## DIRECTIONS FOR THIS TASK
Whenever a line in the following entries includes "screenshot", tally it. Report nothing except the final count.

## Component data from apps and pages
::::

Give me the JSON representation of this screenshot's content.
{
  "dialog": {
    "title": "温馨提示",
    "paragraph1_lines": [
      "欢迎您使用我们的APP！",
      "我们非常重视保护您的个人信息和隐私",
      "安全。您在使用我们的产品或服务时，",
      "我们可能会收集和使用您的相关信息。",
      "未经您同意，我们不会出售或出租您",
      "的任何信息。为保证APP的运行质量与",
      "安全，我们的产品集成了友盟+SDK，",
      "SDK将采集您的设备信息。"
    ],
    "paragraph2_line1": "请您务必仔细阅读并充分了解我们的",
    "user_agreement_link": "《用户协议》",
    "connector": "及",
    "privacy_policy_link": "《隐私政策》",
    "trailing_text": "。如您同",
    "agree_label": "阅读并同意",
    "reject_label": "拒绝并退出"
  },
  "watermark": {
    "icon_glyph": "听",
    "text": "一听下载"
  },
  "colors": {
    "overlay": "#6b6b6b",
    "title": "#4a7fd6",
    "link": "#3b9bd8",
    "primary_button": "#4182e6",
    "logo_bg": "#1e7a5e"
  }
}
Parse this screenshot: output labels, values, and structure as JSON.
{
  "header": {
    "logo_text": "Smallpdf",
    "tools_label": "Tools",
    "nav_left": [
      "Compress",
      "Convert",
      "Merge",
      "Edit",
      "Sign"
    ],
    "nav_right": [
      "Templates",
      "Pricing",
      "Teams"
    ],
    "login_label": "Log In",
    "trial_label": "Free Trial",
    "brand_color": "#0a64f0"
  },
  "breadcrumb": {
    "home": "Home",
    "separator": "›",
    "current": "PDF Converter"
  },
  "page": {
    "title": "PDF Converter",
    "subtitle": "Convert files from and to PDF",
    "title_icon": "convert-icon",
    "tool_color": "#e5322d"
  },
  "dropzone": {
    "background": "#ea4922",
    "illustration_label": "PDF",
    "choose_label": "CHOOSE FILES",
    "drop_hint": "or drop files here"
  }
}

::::

## TASK SOLUTION
2